II Samuel 17 Continued

17. Now Jonathan and Ahimaaz stayed at En Rogel, for they dared not be seen coming into the city; so a female servant would come and tell them, and they would go and tell King David.

Jonathan and Ahimaaz, the two younger sons of the aging priests Zadok and Abiathar, were not staying in the city of Jerusalem itself, for they dared not be seen entering or leaving the city. Instead, they were staying by En-rogel, which means “Fountain of the Spy” (or “Fountain of the Fuller”). This fountain was on the east side of Jerusalem on the border between Benjamin and Judah. There the priests their fathers sent a maid-servant out to give them the word Hushai had passed on to them. Having received their report for David, they went to tell him what they had learned. Read the rest of this entry »

II Samuel 17

1. Moreover Ahithophel said to Absalom, “Now let me choose twelve thousand men, and I will arise and pursue David tonight.

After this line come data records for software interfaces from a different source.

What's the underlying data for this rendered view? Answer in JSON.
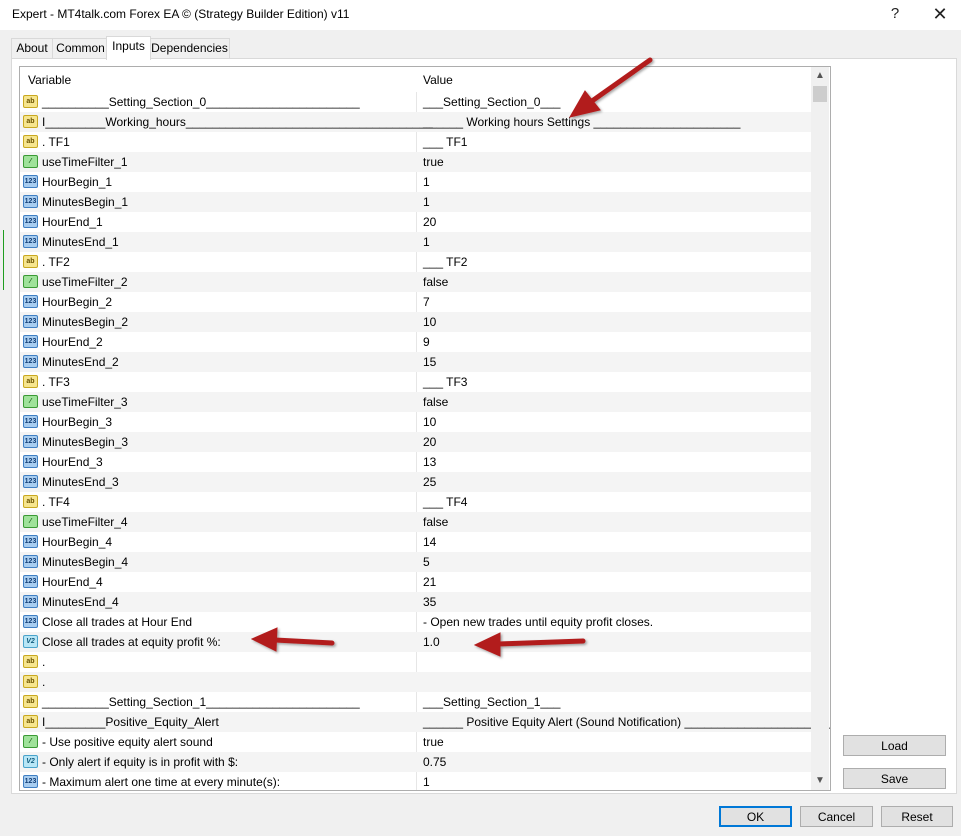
{
  "window": {
    "title": "Expert - MT4talk.com Forex EA © (Strategy Builder Edition) v11",
    "help_glyph": "?",
    "close_glyph": "✕"
  },
  "tabs": [
    "About",
    "Common",
    "Inputs",
    "Dependencies"
  ],
  "active_tab": "Inputs",
  "grid": {
    "columns": {
      "variable": "Variable",
      "value": "Value"
    },
    "rows": [
      {
        "type": "ab",
        "variable": "__________Setting_Section_0_______________________",
        "value": "___Setting_Section_0___"
      },
      {
        "type": "ab",
        "variable": "I_________Working_hours_____________________________________",
        "value": "______ Working hours Settings ______________________"
      },
      {
        "type": "ab",
        "variable": ". TF1",
        "value": "___ TF1"
      },
      {
        "type": "bool",
        "variable": "useTimeFilter_1",
        "value": "true"
      },
      {
        "type": "int",
        "variable": "HourBegin_1",
        "value": "1"
      },
      {
        "type": "int",
        "variable": "MinutesBegin_1",
        "value": "1"
      },
      {
        "type": "int",
        "variable": "HourEnd_1",
        "value": "20"
      },
      {
        "type": "int",
        "variable": "MinutesEnd_1",
        "value": "1"
      },
      {
        "type": "ab",
        "variable": ". TF2",
        "value": "___ TF2"
      },
      {
        "type": "bool",
        "variable": "useTimeFilter_2",
        "value": "false"
      },
      {
        "type": "int",
        "variable": "HourBegin_2",
        "value": "7"
      },
      {
        "type": "int",
        "variable": "MinutesBegin_2",
        "value": "10"
      },
      {
        "type": "int",
        "variable": "HourEnd_2",
        "value": "9"
      },
      {
        "type": "int",
        "variable": "MinutesEnd_2",
        "value": "15"
      },
      {
        "type": "ab",
        "variable": ". TF3",
        "value": "___ TF3"
      },
      {
        "type": "bool",
        "variable": "useTimeFilter_3",
        "value": "false"
      },
      {
        "type": "int",
        "variable": "HourBegin_3",
        "value": "10"
      },
      {
        "type": "int",
        "variable": "MinutesBegin_3",
        "value": "20"
      },
      {
        "type": "int",
        "variable": "HourEnd_3",
        "value": "13"
      },
      {
        "type": "int",
        "variable": "MinutesEnd_3",
        "value": "25"
      },
      {
        "type": "ab",
        "variable": ". TF4",
        "value": "___ TF4"
      },
      {
        "type": "bool",
        "variable": "useTimeFilter_4",
        "value": "false"
      },
      {
        "type": "int",
        "variable": "HourBegin_4",
        "value": "14"
      },
      {
        "type": "int",
        "variable": "MinutesBegin_4",
        "value": "5"
      },
      {
        "type": "int",
        "variable": "HourEnd_4",
        "value": "21"
      },
      {
        "type": "int",
        "variable": "MinutesEnd_4",
        "value": "35"
      },
      {
        "type": "int",
        "variable": "Close all trades at Hour End",
        "value": "- Open new trades until equity profit closes."
      },
      {
        "type": "dbl",
        "variable": "Close all trades at equity profit %:",
        "value": "1.0"
      },
      {
        "type": "ab",
        "variable": ".",
        "value": ""
      },
      {
        "type": "ab",
        "variable": ".",
        "value": ""
      },
      {
        "type": "ab",
        "variable": "__________Setting_Section_1_______________________",
        "value": "___Setting_Section_1___"
      },
      {
        "type": "ab",
        "variable": "I_________Positive_Equity_Alert",
        "value": "______ Positive Equity Alert (Sound Notification) _______________________"
      },
      {
        "type": "bool",
        "variable": "- Use positive equity alert sound",
        "value": "true"
      },
      {
        "type": "dbl",
        "variable": "- Only alert if equity is in profit with $:",
        "value": "0.75"
      },
      {
        "type": "int",
        "variable": "- Maximum alert one time at every minute(s):",
        "value": "1"
      }
    ]
  },
  "icons": {
    "ab": "ab",
    "bool": "⁄",
    "int": "123",
    "dbl": "V2"
  },
  "buttons": {
    "load": "Load",
    "save": "Save",
    "ok": "OK",
    "cancel": "Cancel",
    "reset": "Reset"
  },
  "colors": {
    "annotation_arrow": "#b21e1e",
    "default_button_border": "#0078d7"
  }
}
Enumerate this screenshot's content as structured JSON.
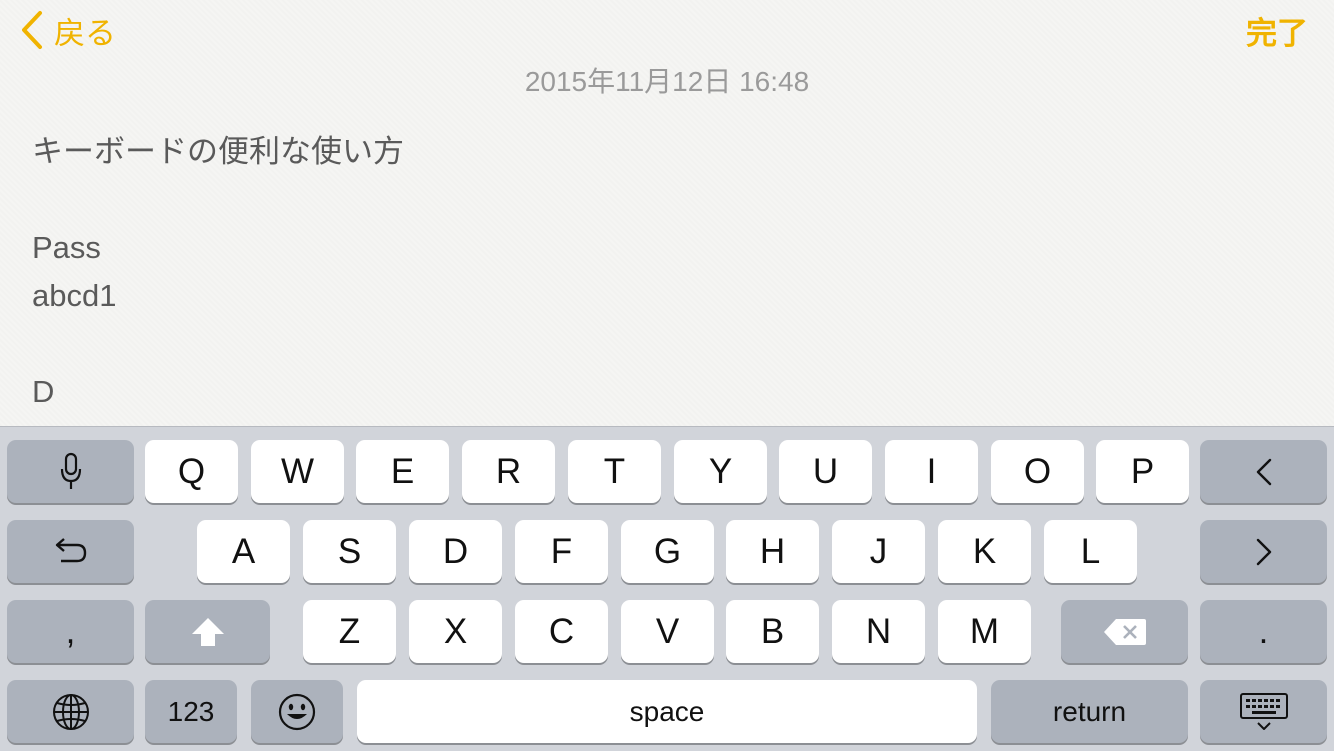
{
  "nav": {
    "back_label": "戻る",
    "done_label": "完了"
  },
  "note": {
    "date": "2015年11月12日 16:48",
    "lines": [
      "キーボードの便利な使い方",
      "",
      "Pass",
      "abcd1",
      "",
      "D"
    ]
  },
  "keyboard": {
    "row1": [
      "Q",
      "W",
      "E",
      "R",
      "T",
      "Y",
      "U",
      "I",
      "O",
      "P"
    ],
    "row2": [
      "A",
      "S",
      "D",
      "F",
      "G",
      "H",
      "J",
      "K",
      "L"
    ],
    "row3": [
      "Z",
      "X",
      "C",
      "V",
      "B",
      "N",
      "M"
    ],
    "comma": ",",
    "period": ".",
    "numbers": "123",
    "space": "space",
    "return": "return"
  },
  "colors": {
    "accent": "#f0b300",
    "keyboard_bg": "#d1d4da",
    "key_dark": "#acb2bc"
  }
}
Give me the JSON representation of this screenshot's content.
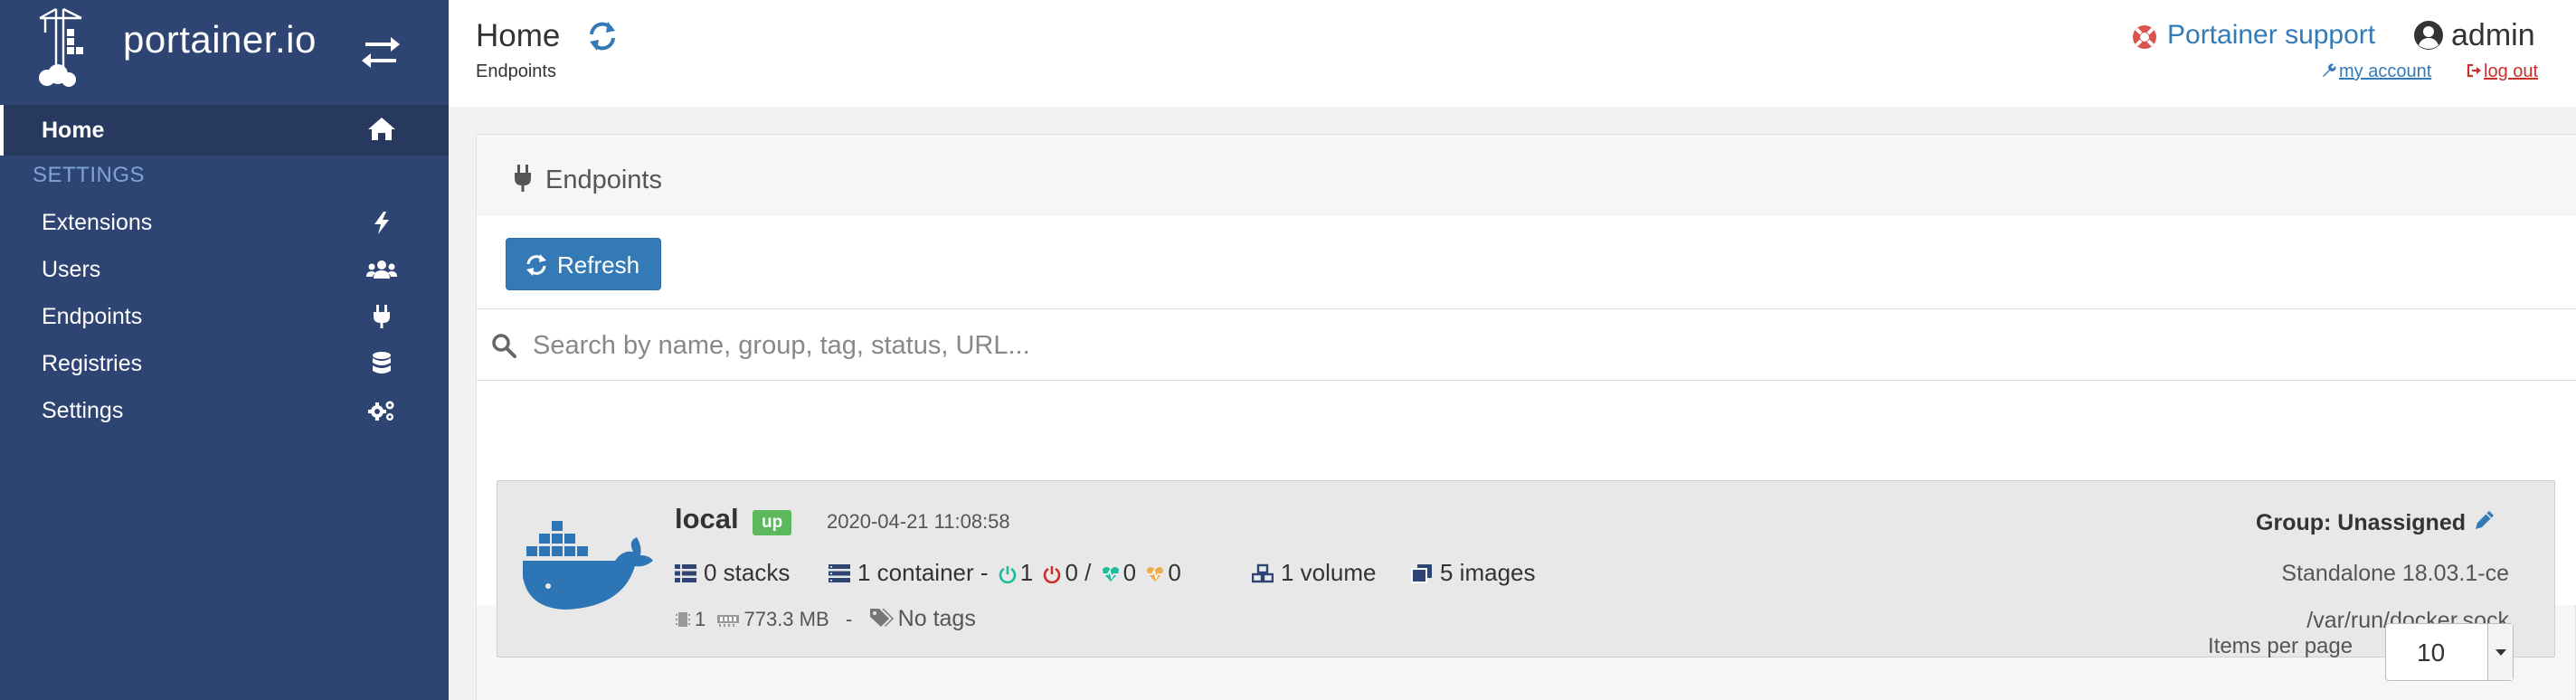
{
  "colors": {
    "sidebar_bg": "#2e4473",
    "sidebar_active_bg": "#27395f",
    "accent_blue": "#337ab7",
    "status_up": "#5cb85c",
    "danger": "#c9302c",
    "healthy": "#1abc9c",
    "unhealthy": "#f0ad4e"
  },
  "sidebar": {
    "brand_text": "portainer.io",
    "toggle_icon": "arrows-exchange-icon",
    "home": {
      "label": "Home",
      "icon": "home-icon"
    },
    "settings_heading": "SETTINGS",
    "items": [
      {
        "label": "Extensions",
        "icon": "bolt-icon"
      },
      {
        "label": "Users",
        "icon": "users-icon"
      },
      {
        "label": "Endpoints",
        "icon": "plug-icon"
      },
      {
        "label": "Registries",
        "icon": "database-icon"
      },
      {
        "label": "Settings",
        "icon": "cogs-icon"
      }
    ]
  },
  "header": {
    "title": "Home",
    "breadcrumb": "Endpoints",
    "support_label": "Portainer support",
    "username": "admin",
    "my_account_label": "my account",
    "logout_label": "log out"
  },
  "panel": {
    "title": "Endpoints",
    "refresh_label": "Refresh",
    "search_placeholder": "Search by name, group, tag, status, URL..."
  },
  "endpoint": {
    "name": "local",
    "status": "up",
    "timestamp": "2020-04-21 11:08:58",
    "stacks": "0 stacks",
    "containers": "1 container -",
    "running": "1",
    "stopped": "0 /",
    "healthy": "0",
    "unhealthy": "0",
    "volumes": "1 volume",
    "images": "5 images",
    "cpu": "1",
    "memory": "773.3 MB",
    "separator": "-",
    "tags": "No tags",
    "group": "Group: Unassigned",
    "type": "Standalone 18.03.1-ce",
    "url": "/var/run/docker.sock"
  },
  "pagination": {
    "items_per_page_label": "Items per page",
    "items_per_page_value": "10"
  }
}
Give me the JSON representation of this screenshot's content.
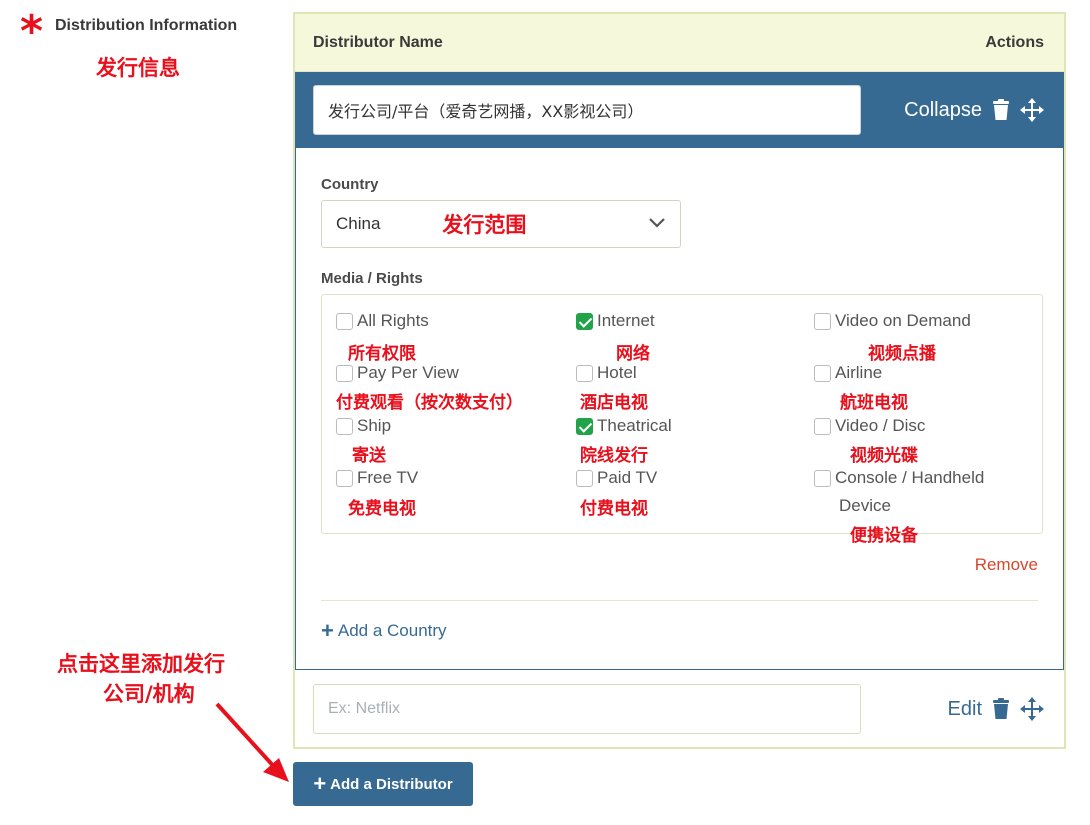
{
  "field": {
    "required_mark": "*",
    "label": "Distribution Information",
    "label_cn": "发行信息"
  },
  "table": {
    "col_name": "Distributor Name",
    "col_actions": "Actions"
  },
  "row1": {
    "name_value": "发行公司/平台（爱奇艺网播，XX影视公司）",
    "collapse_label": "Collapse",
    "country_label": "Country",
    "country_value": "China",
    "country_note_cn": "发行范围",
    "media_label": "Media / Rights",
    "remove_label": "Remove",
    "add_country_label": "Add a Country"
  },
  "rights": [
    {
      "label": "All Rights",
      "checked": false,
      "cn": "所有权限"
    },
    {
      "label": "Internet",
      "checked": true,
      "cn": "网络"
    },
    {
      "label": "Video on Demand",
      "checked": false,
      "cn": "视频点播"
    },
    {
      "label": "Pay Per View",
      "checked": false,
      "cn": "付费观看（按次数支付）"
    },
    {
      "label": "Hotel",
      "checked": false,
      "cn": "酒店电视"
    },
    {
      "label": "Airline",
      "checked": false,
      "cn": "航班电视"
    },
    {
      "label": "Ship",
      "checked": false,
      "cn": "寄送"
    },
    {
      "label": "Theatrical",
      "checked": true,
      "cn": "院线发行"
    },
    {
      "label": "Video / Disc",
      "checked": false,
      "cn": "视频光碟"
    },
    {
      "label": "Free TV",
      "checked": false,
      "cn": "免费电视"
    },
    {
      "label": "Paid TV",
      "checked": false,
      "cn": "付费电视"
    },
    {
      "label": "Console / Handheld",
      "label2": "Device",
      "checked": false,
      "cn": "便携设备"
    }
  ],
  "row2": {
    "placeholder": "Ex: Netflix",
    "edit_label": "Edit"
  },
  "add_distributor_label": "Add a Distributor",
  "annotation_add": {
    "line1": "点击这里添加发行",
    "line2": "公司/机构"
  },
  "colors": {
    "primary": "#376a93",
    "header_bg": "#f6f8dc",
    "check_green": "#22a34a",
    "annotation_red": "#e8101c",
    "remove_red": "#d9472b"
  }
}
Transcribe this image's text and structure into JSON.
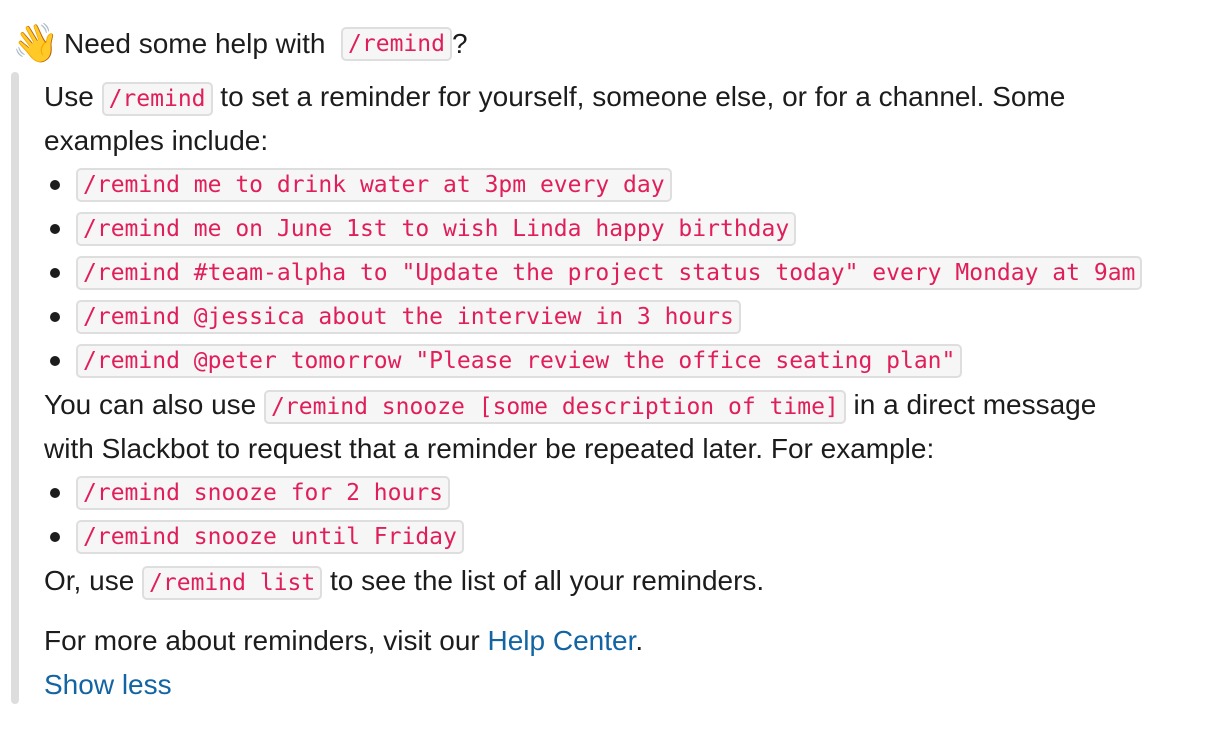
{
  "header": {
    "emoji": "👋",
    "emoji_icon": "waving-hand-icon",
    "text_before": "Need some help with ",
    "code": "/remind",
    "text_after": "?"
  },
  "intro": {
    "text_before": "Use ",
    "code": "/remind",
    "text_after_line1": " to set a reminder for yourself, someone else, or for a channel. Some",
    "text_line2": "examples include:"
  },
  "examples": [
    "/remind me to drink water at 3pm every day",
    "/remind me on June 1st to wish Linda happy birthday",
    "/remind #team-alpha to \"Update the project status today\" every Monday at 9am",
    "/remind @jessica about the interview in 3 hours",
    "/remind @peter tomorrow \"Please review the office seating plan\""
  ],
  "snooze": {
    "text_before": "You can also use ",
    "code": "/remind snooze [some description of time]",
    "text_after_line1": " in a direct message",
    "text_line2": "with Slackbot to request that a reminder be repeated later. For example:"
  },
  "snooze_examples": [
    "/remind snooze for 2 hours",
    "/remind snooze until Friday"
  ],
  "list": {
    "text_before": "Or, use ",
    "code": "/remind list",
    "text_after": " to see the list of all your reminders."
  },
  "footer": {
    "text_before": "For more about reminders, visit our ",
    "link": "Help Center",
    "text_after": "."
  },
  "show_less": "Show less",
  "colors": {
    "code_text": "#e01e5a",
    "link": "#1264a3",
    "bar": "#dddddd"
  }
}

Once Absalom has carried out his adultery with his father’s wives, he goes to Ahithophel for more advice. Ahithophel is ready with the next part of his plan. He wants to elect twelve thousand men and go into action with them, leading them in pursuit after David this very night. This is no doubt the next part of his plan to get personal vengeance against David for what he did to his granddaughter Bathsheba and her husband. He wants to be the one to hunt him down and destroy him himself. Read the rest of this entry »

II Samuel 16

1. When David was a little past the top of the mountain, there was Ziba the servant of Mephibosheth, who met him with a couple of saddled donkeys, and on them two hundred loaves of bread, one hundred clusters of raisins, one hundred summer fruits, and a skin of wine.

David apparently has finished worshiping God at the hill top, and now he has barely passed over the top when he is met by Ziba. Remember, we first read of this Ziba back in II Samuel 9. Ziba was formerly Saul’s servant, and was the one David called when he wanted to know if there were any of Saul’s household left to whom he could show the kindness of God for the sake of Jonathan, his old friend. Ziba had revealed to him that Jonathan’s son Mephibosheth still lived, though he was lame in his feet. David then called Mephibosheth, who it seems was certain that David intended to kill him, as so many kings of the day did to anyone who was related to a former dynasty. Yet David had done great kindness to Mephibosheth instead. He gave him back all the former property of Saul, made Ziba his servant, as he had been Saul’s servant, and made him to eat food at his table (that is, at his government’s expense) for the rest of his life. Some time has passed since this event, and Mephibosheth is now about thirty-one years old. Read the rest of this entry »

II Samuel 15 Part 3

23. And all the country wept with a loud voice, and all the people crossed over. The king himself also crossed over the Brook Kidron, and all the people crossed over toward the way of the wilderness.

The people weep with a loud voice as they pass over. The Hebrew reads that all the land wept, but this is the Hebrew figure of speech Metonymy, wherein one word is put for another, obviously-connected word. It was the people who were weeping, but the figure is that the land wept. They passed over Kidron, the boundary of Jerusalem, and none knew if they would ever be able to return.

Once the people have passed over, David too passes over the Brook Kidron. “Kidron” means “Dark,” referring perhaps to the fact that its waters were foamy and so one could not see into them. This is the first mention of this brook in Scripture. The Brook Kidron is also mentioned in Kings, Chronicles, and Jeremiah. It seems to have been a boundary east of Jerusalem. Once they have crossed this brook, all the people head down the road to the wilderness and exile. Read the rest of this entry »